In European tradition, knives are beveled on both sides of the blade; coming to a point in the middle. In Japanese tradition, however, the bevel is only formed on one side (usually the right-hand side). What is the purpose and/or advantage of this?
First, let’s explain what is meant when talking about knives, single/double sided blades and their cutting edge. The angle of the knife is also referred to as the “bevel.” Most knives have a bevel on both sides, but some traditional Japanese knives have a single bevel, or even differing bevel sizes. Typically, however, when talking about knives that have a traditional bevel and a 10 degree angle, it means on both sides, making the total angle 20 degrees.
Single blade of typical Japanese style knife looks like this:

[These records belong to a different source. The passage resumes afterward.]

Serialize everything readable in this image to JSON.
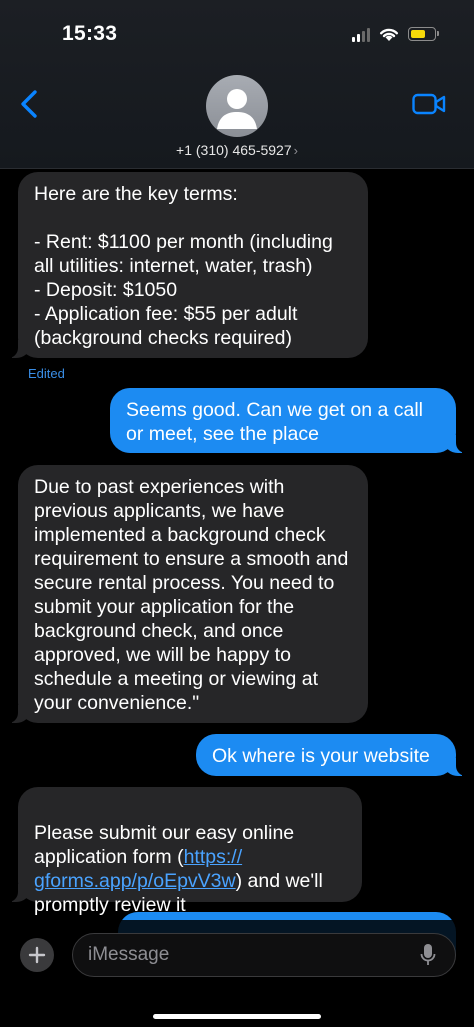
{
  "status": {
    "time": "15:33"
  },
  "contact": {
    "phone": "+1 (310) 465-5927",
    "chevron": "›"
  },
  "messages": [
    {
      "direction": "incoming",
      "text": "Here are the key terms:\n\n- Rent: $1100 per month (including all utilities: internet, water, trash)\n- Deposit: $1050\n- Application fee: $55 per adult (background checks required)"
    },
    {
      "direction": "outgoing",
      "text": "Seems good. Can we get on a call or meet, see the place"
    },
    {
      "direction": "incoming",
      "text": "Due to past experiences with previous applicants, we have implemented a background check requirement to ensure a smooth and secure rental process. You need to submit your application for the background check, and once approved, we will be happy to schedule a meeting or viewing at your convenience.\""
    },
    {
      "direction": "outgoing",
      "text": "Ok where is your website"
    },
    {
      "direction": "incoming",
      "text_before": "Please submit our easy online application form (",
      "link": "https://\ngforms.app/p/oEpvV3w",
      "text_after": ") and we'll promptly review it"
    }
  ],
  "edited_label": "Edited",
  "input": {
    "placeholder": "iMessage"
  },
  "icons": [
    "back-chevron-icon",
    "video-camera-icon",
    "avatar-icon",
    "plus-icon",
    "microphone-icon",
    "signal-icon",
    "wifi-icon",
    "battery-icon"
  ],
  "colors": {
    "outgoing": "#1c8bf2",
    "incoming": "#262628",
    "link": "#4aa3ff",
    "accent": "#0a84ff",
    "battery": "#f5d90a"
  }
}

C and D blade shapes are respectively for the right and left hand chef’s, while blade shape B is a double hollow.
For vegetable knives, the main advantage of the front-side single bevel is that it’s easier to make super-thin cuts. For example, a test of knife skill involves paring daikon radish to remove the peel, then continuing to cut to make a long continuous paper-thin strip, longer than you would be able to make if you just sliced it. See, for example:

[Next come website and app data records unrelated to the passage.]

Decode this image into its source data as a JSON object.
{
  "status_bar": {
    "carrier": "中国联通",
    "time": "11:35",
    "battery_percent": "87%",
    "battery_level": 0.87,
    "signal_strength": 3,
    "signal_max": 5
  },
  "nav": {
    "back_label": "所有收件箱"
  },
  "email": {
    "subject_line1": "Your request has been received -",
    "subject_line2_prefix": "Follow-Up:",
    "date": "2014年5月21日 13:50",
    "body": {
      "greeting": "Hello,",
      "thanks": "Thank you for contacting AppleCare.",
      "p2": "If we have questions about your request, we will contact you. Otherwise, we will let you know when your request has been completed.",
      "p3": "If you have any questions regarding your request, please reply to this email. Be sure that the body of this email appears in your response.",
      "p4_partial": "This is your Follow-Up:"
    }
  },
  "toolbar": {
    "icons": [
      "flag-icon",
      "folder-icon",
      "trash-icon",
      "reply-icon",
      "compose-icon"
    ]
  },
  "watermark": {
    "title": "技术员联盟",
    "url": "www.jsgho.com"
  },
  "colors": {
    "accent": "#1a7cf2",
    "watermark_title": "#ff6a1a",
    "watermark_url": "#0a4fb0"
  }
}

People who have mastered this skill can also make remarkably fast matchstick cuts after making the long piece, and the lack of back bevel may reduce the amount of food that sticks to the knife. Some of these single-bevel knives that features a slightly concave backside (urasuki), which may also reduce the amount of adherence of food to the knife.

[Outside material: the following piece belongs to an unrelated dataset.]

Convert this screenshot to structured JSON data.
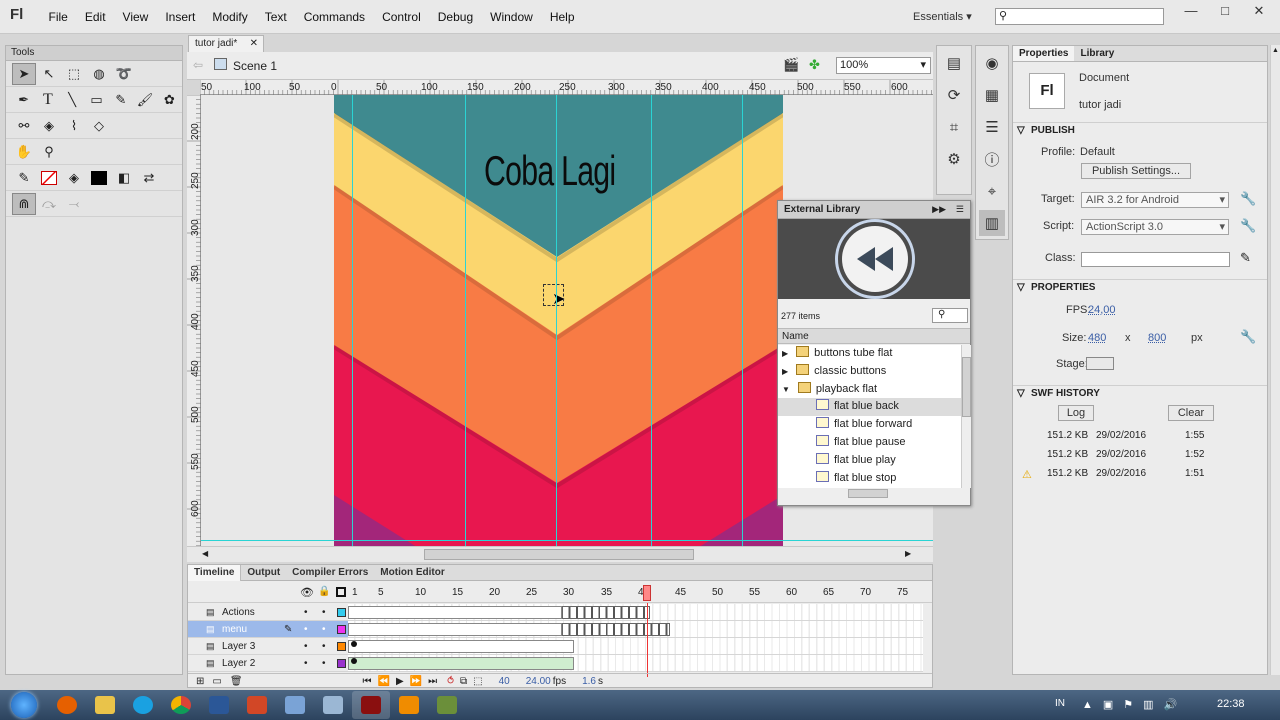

For crab knives, the honing is on the opposite side to the hand (the back of the knife), which may reduce the amount of shell fragments that could embed themselves into the meat, and probably allows the meat to cut more cleanly.
In practice, though, most Japanese households use dual-beveled knives. Single-bevel is more common in professional kitchens, especially in the Kansai area where fancy cutting techniques are used in presentation to a greater extent than in Tokyo or north Japan.
Knives meant for cutting regular fish or meat are usually, but not always, dual-beveled, the exception again mostly being for professionals. (Usually Yanagiba and Sashimi knives are single-bevel, but only those used in professional kitchens and almost never at home).
Some sources claim that single-bevel edge is more durable, however the opinions are polarised, otherwise that would be an advantage in high volume restaurant use. A thin, well sharpened Japanese blade may chip more easily than a thicker blade.
With practice you can get slightly more precision cuts with a single bevel than with dual-bevel knives, however, they are as easy to use for cooks with average knife skills.
Sharpening techniques for single vs. double edged blades
If you consider a western-style symmetrically sharpened knife, each side of the knife has a certain angle. For example, a typical mid-high end knife (i.e. globals) can be sharpened to 30 degrees inclusive, meaning each side has a 15 degree angle from the knife centre. A smaller angle means a sharper blade and thus better at cutting.
When it is sharpened on the right side, while holding the knife and viewing down on the back of the blade, the left side of the blade will track vertical through bread, cheese, etc. with the portion that has been trimmed off falling to the right – it tracks poorly if used by a left handed person. It takes a lot of honing to change from centre/right/left styles.
If you took the same knife and sharpened it only on one side, one side would be flat (0 degrees) while the other would have a normal 15 degree angle. As a result the knife blade would have a 15 degree inclusive angle instead of 30 degrees for the same base steel, or in other words it’s twice as sharp for the same price. Single-beveled knives also take less time to sharpen since the flat side only requires a small amount of work compared to a regular bevel. The disadvantages are that it takes practice to learn to cut straight with a single-bevel knife, and the knives are specifically left or right handed.
Historically this was probably a means of making the most of the poor quality steels that were all the Japanese could manage with their local resources. They knew that the quality of their steels was bad, which was also the origin of the peculiar folding and jacketing process used to produce katanas. Note that many modern Japanese knives are double beveled and asymmetric, which is more complicated to sharpen but may improve blade durability somewhat compared to a pure single-bevel.